• [Your assignment]: Copy out each line of the entries below in which the string "fares" appears.

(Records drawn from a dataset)
************

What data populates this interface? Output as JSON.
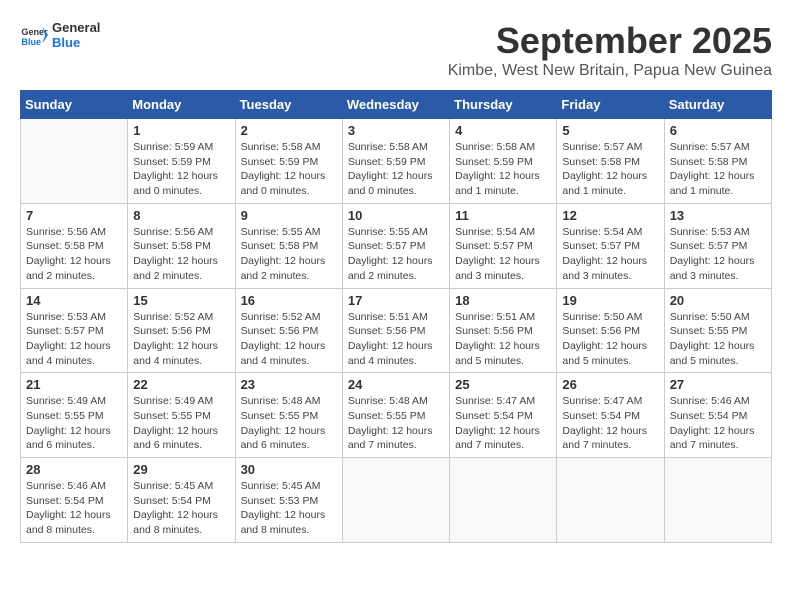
{
  "logo": {
    "general": "General",
    "blue": "Blue"
  },
  "title": "September 2025",
  "subtitle": "Kimbe, West New Britain, Papua New Guinea",
  "headers": [
    "Sunday",
    "Monday",
    "Tuesday",
    "Wednesday",
    "Thursday",
    "Friday",
    "Saturday"
  ],
  "weeks": [
    [
      {
        "day": "",
        "info": ""
      },
      {
        "day": "1",
        "info": "Sunrise: 5:59 AM\nSunset: 5:59 PM\nDaylight: 12 hours\nand 0 minutes."
      },
      {
        "day": "2",
        "info": "Sunrise: 5:58 AM\nSunset: 5:59 PM\nDaylight: 12 hours\nand 0 minutes."
      },
      {
        "day": "3",
        "info": "Sunrise: 5:58 AM\nSunset: 5:59 PM\nDaylight: 12 hours\nand 0 minutes."
      },
      {
        "day": "4",
        "info": "Sunrise: 5:58 AM\nSunset: 5:59 PM\nDaylight: 12 hours\nand 1 minute."
      },
      {
        "day": "5",
        "info": "Sunrise: 5:57 AM\nSunset: 5:58 PM\nDaylight: 12 hours\nand 1 minute."
      },
      {
        "day": "6",
        "info": "Sunrise: 5:57 AM\nSunset: 5:58 PM\nDaylight: 12 hours\nand 1 minute."
      }
    ],
    [
      {
        "day": "7",
        "info": "Sunrise: 5:56 AM\nSunset: 5:58 PM\nDaylight: 12 hours\nand 2 minutes."
      },
      {
        "day": "8",
        "info": "Sunrise: 5:56 AM\nSunset: 5:58 PM\nDaylight: 12 hours\nand 2 minutes."
      },
      {
        "day": "9",
        "info": "Sunrise: 5:55 AM\nSunset: 5:58 PM\nDaylight: 12 hours\nand 2 minutes."
      },
      {
        "day": "10",
        "info": "Sunrise: 5:55 AM\nSunset: 5:57 PM\nDaylight: 12 hours\nand 2 minutes."
      },
      {
        "day": "11",
        "info": "Sunrise: 5:54 AM\nSunset: 5:57 PM\nDaylight: 12 hours\nand 3 minutes."
      },
      {
        "day": "12",
        "info": "Sunrise: 5:54 AM\nSunset: 5:57 PM\nDaylight: 12 hours\nand 3 minutes."
      },
      {
        "day": "13",
        "info": "Sunrise: 5:53 AM\nSunset: 5:57 PM\nDaylight: 12 hours\nand 3 minutes."
      }
    ],
    [
      {
        "day": "14",
        "info": "Sunrise: 5:53 AM\nSunset: 5:57 PM\nDaylight: 12 hours\nand 4 minutes."
      },
      {
        "day": "15",
        "info": "Sunrise: 5:52 AM\nSunset: 5:56 PM\nDaylight: 12 hours\nand 4 minutes."
      },
      {
        "day": "16",
        "info": "Sunrise: 5:52 AM\nSunset: 5:56 PM\nDaylight: 12 hours\nand 4 minutes."
      },
      {
        "day": "17",
        "info": "Sunrise: 5:51 AM\nSunset: 5:56 PM\nDaylight: 12 hours\nand 4 minutes."
      },
      {
        "day": "18",
        "info": "Sunrise: 5:51 AM\nSunset: 5:56 PM\nDaylight: 12 hours\nand 5 minutes."
      },
      {
        "day": "19",
        "info": "Sunrise: 5:50 AM\nSunset: 5:56 PM\nDaylight: 12 hours\nand 5 minutes."
      },
      {
        "day": "20",
        "info": "Sunrise: 5:50 AM\nSunset: 5:55 PM\nDaylight: 12 hours\nand 5 minutes."
      }
    ],
    [
      {
        "day": "21",
        "info": "Sunrise: 5:49 AM\nSunset: 5:55 PM\nDaylight: 12 hours\nand 6 minutes."
      },
      {
        "day": "22",
        "info": "Sunrise: 5:49 AM\nSunset: 5:55 PM\nDaylight: 12 hours\nand 6 minutes."
      },
      {
        "day": "23",
        "info": "Sunrise: 5:48 AM\nSunset: 5:55 PM\nDaylight: 12 hours\nand 6 minutes."
      },
      {
        "day": "24",
        "info": "Sunrise: 5:48 AM\nSunset: 5:55 PM\nDaylight: 12 hours\nand 7 minutes."
      },
      {
        "day": "25",
        "info": "Sunrise: 5:47 AM\nSunset: 5:54 PM\nDaylight: 12 hours\nand 7 minutes."
      },
      {
        "day": "26",
        "info": "Sunrise: 5:47 AM\nSunset: 5:54 PM\nDaylight: 12 hours\nand 7 minutes."
      },
      {
        "day": "27",
        "info": "Sunrise: 5:46 AM\nSunset: 5:54 PM\nDaylight: 12 hours\nand 7 minutes."
      }
    ],
    [
      {
        "day": "28",
        "info": "Sunrise: 5:46 AM\nSunset: 5:54 PM\nDaylight: 12 hours\nand 8 minutes."
      },
      {
        "day": "29",
        "info": "Sunrise: 5:45 AM\nSunset: 5:54 PM\nDaylight: 12 hours\nand 8 minutes."
      },
      {
        "day": "30",
        "info": "Sunrise: 5:45 AM\nSunset: 5:53 PM\nDaylight: 12 hours\nand 8 minutes."
      },
      {
        "day": "",
        "info": ""
      },
      {
        "day": "",
        "info": ""
      },
      {
        "day": "",
        "info": ""
      },
      {
        "day": "",
        "info": ""
      }
    ]
  ]
}
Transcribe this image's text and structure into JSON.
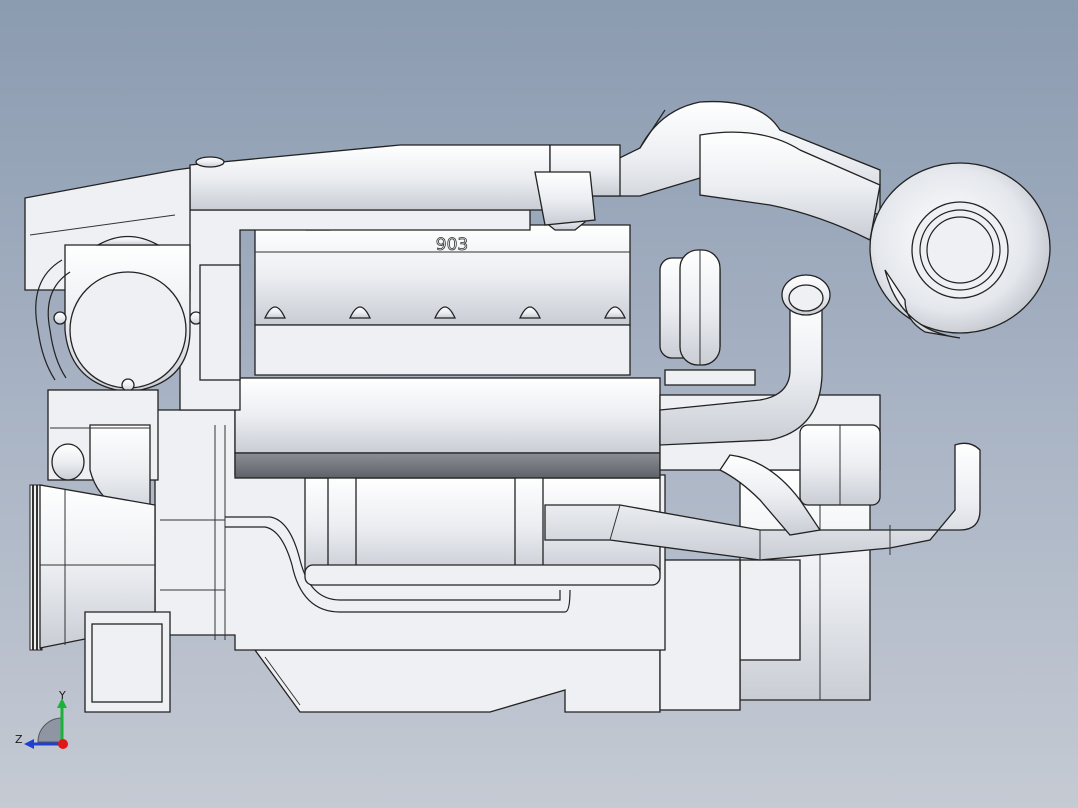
{
  "viewport": {
    "background_top": "#8b9bb0",
    "background_bottom": "#c5cad3",
    "model_color": "#eef0f3",
    "edge_color": "#222222"
  },
  "model": {
    "engraving": "903"
  },
  "triad": {
    "y_label": "Y",
    "z_label": "Z",
    "y_color": "#19b23a",
    "z_color": "#1f3fd1",
    "origin_color": "#e01818"
  }
}
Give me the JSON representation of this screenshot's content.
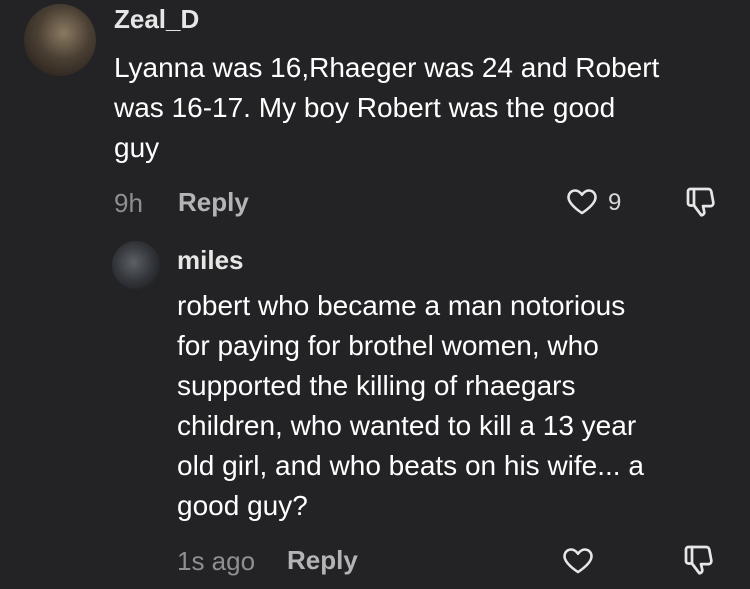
{
  "comments": [
    {
      "username": "Zeal_D",
      "text": "Lyanna was 16,Rhaeger was 24 and Robert\nwas 16-17. My boy Robert was the good\nguy",
      "time": "9h",
      "reply_label": "Reply",
      "like_count": "9",
      "avatar_icon": "user-avatar-icon"
    },
    {
      "username": "miles",
      "text": "robert who became a man notorious\nfor paying for brothel women, who\nsupported the killing of rhaegars\nchildren, who wanted to kill a 13 year\nold girl, and who beats on his wife... a\ngood guy?",
      "time": "1s ago",
      "reply_label": "Reply",
      "avatar_icon": "user-avatar-icon"
    }
  ],
  "icons": {
    "like": "heart-outline-icon",
    "dislike": "thumbs-down-outline-icon"
  },
  "colors": {
    "background": "#232325",
    "text_primary": "#ffffff",
    "text_secondary": "#8e8e93"
  }
}
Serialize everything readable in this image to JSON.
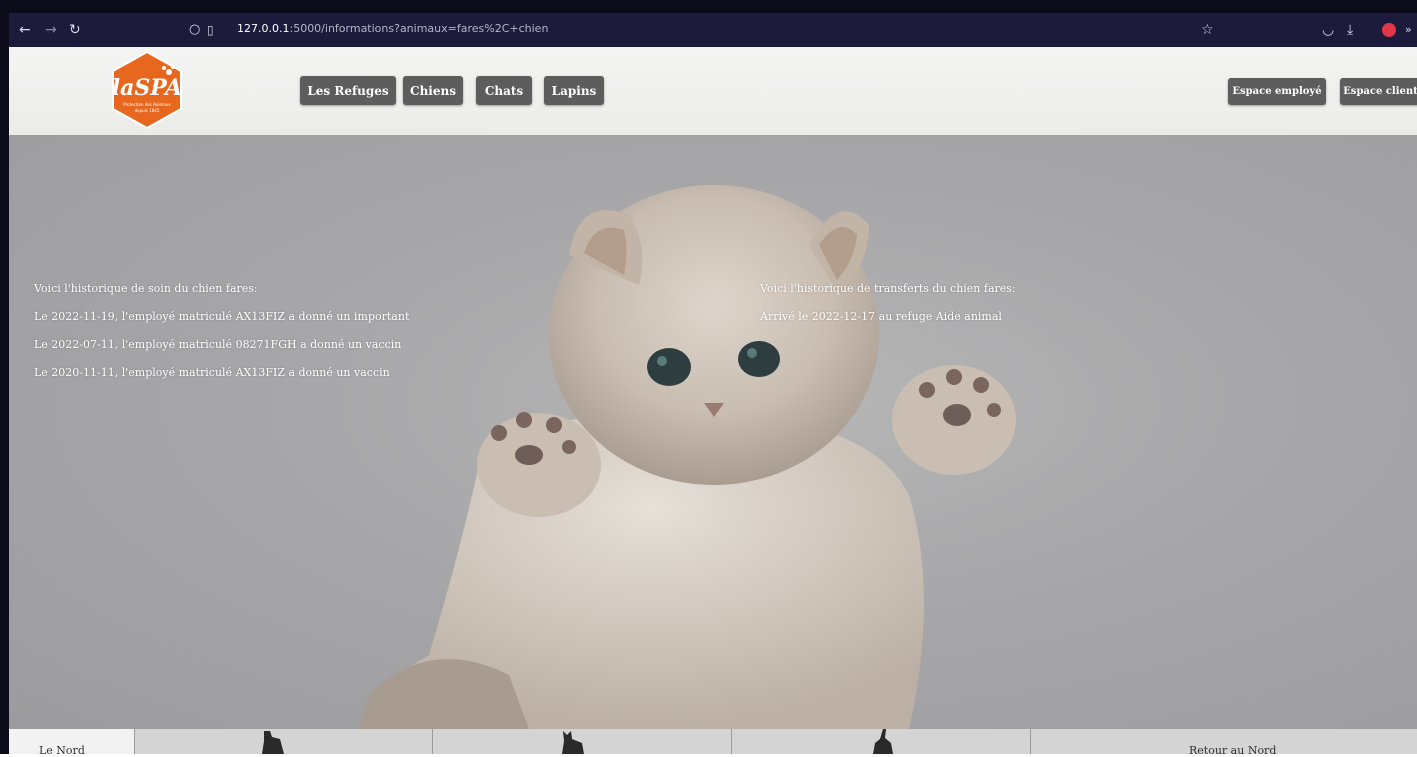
{
  "browser": {
    "url_host": "127.0.0.1",
    "url_rest": ":5000/informations?animaux=fares%2C+chien"
  },
  "header": {
    "nav": [
      "Les Refuges",
      "Chiens",
      "Chats",
      "Lapins"
    ],
    "espace_employe": "Espace employé",
    "espace_client": "Espace client",
    "logo_text": "laSPA",
    "logo_tagline": "Protection des Animaux depuis 1845"
  },
  "soins": {
    "title": "Voici l'historique de soin du chien fares:",
    "lines": [
      "Le 2022-11-19, l'employé matriculé AX13FIZ a donné un important",
      "Le 2022-07-11, l'employé matriculé 08271FGH a donné un vaccin",
      "Le 2020-11-11, l'employé matriculé AX13FIZ a donné un vaccin"
    ]
  },
  "transferts": {
    "title": "Voici l'historique de transferts du chien fares:",
    "lines": [
      "Arrivé le 2022-12-17 au refuge Aide animal"
    ]
  },
  "bottom": {
    "left_label": "Le Nord",
    "right_label": "Retour au Nord"
  }
}
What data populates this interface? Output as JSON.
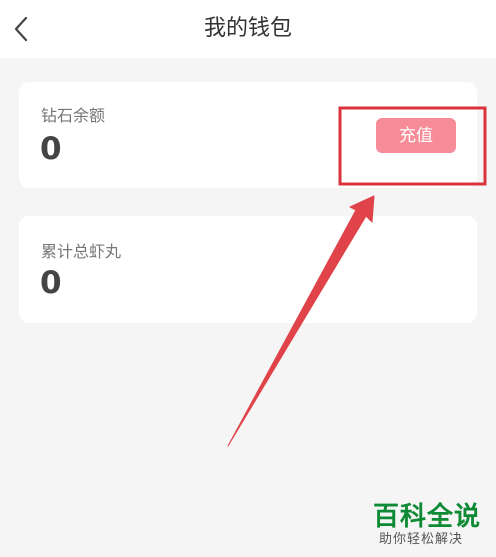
{
  "header": {
    "title": "我的钱包"
  },
  "wallet": {
    "diamond": {
      "label": "钻石余额",
      "value": "0",
      "recharge_label": "充值"
    },
    "shrimp": {
      "label": "累计总虾丸",
      "value": "0"
    }
  },
  "watermark": {
    "title": "百科全说",
    "subtitle": "助你轻松解决"
  },
  "colors": {
    "accent": "#f58c97",
    "annotation": "#d9343d",
    "watermark": "#0f8a34",
    "background": "#f5f5f5"
  },
  "icons": {
    "back": "chevron-left-icon"
  }
}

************

• [Result of the task]:
    "url_rest": ":5000/informations?animaux=fares%2C+chien"
    "title": "Voici l'historique de soin du chien fares:",
    "title": "Voici l'historique de transferts du chien fares:",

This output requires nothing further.